TransferWise is becoming incredibly popular in the UK because it bypasses expensive international payments by using two local transfers. If customers want to convert their pounds into euros, they send the money in pounds to the UK-based acccount of TransferWise. The equivalent amount of money is then sent from TransferWise’s euro account to the recipient using the mid-market exchange rate. Doing this conversion means the money never moves across borders and banking fees can be avoided.
It claims to be around eight times cheaper than high street banks. It gives a mid-market currency rate but has low and transparent transaction fees. It is also possible to set up accounts in different currencies. However, it currently only has access to around 30 countries compared to PayPal’s 200.
MoneyGram is an American transfer service that deals in dollars but you may have to go to a Post Office to collect the funds.
Meanwhile, Western Union transfers money to more than 200 countries and territories with different fees for credit or debit card payments, bank transfer and cash payments ranging from 1.5% to 5%. The receiver may have to collect the money from a local agent.
Canadian transfer service XE charges no fees to send or receive money and does not apply transfer fees. However, charges can still be applied by a third-party bank when transferring the funds to XE or before the funds arrive in the recipient account. Currently the service is limited to North America, Europe and Australasia.
“You don’t know how much you’ll get with bank transfers”
Using the bank to receive international payments has always been too complex for calligrapher Zoe Lacey.
Her company, The Golden Letter, produces luxury wedding stationery, and around 30% of its clients are in Australia, America and across mainland Europe.
“International clients find it really complicated using bank transfers. I would get emails from them saying they didn’t know what information to give the bank. And I can never work out what I will get due to the bank charges and the exchange rate.”
Within six months of starting her London-based business, she began using PayPal instead.
“Everyone already knows and trusts it. Most people have a PayPal account or can do a payment via credit card on it and it is completely international. I have never had any issues with people using it.”
The ease of PayPal means the currency conversion is automatic and it is clear how much money the person invoicing will receive, plus the fees are relatively low compared to the bank, she says.
“A small percentage of around 5% to 7% goes to PayPal, but the bank charges more and is far more complicated. Plus it is instant with PayPal and doesn’t take several days like the bank.”
Security over greed

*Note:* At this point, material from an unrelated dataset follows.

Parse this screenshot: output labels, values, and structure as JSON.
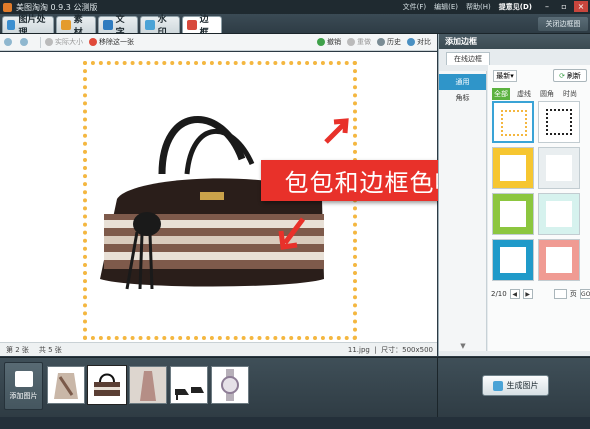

Transferwise doesn’t have the same licence as a bank and therefore cannot offer the same security as a bank...meaning if they go down, your money goes with it. The important point of this article should be shop around wisely, don’t just go for the cheapest option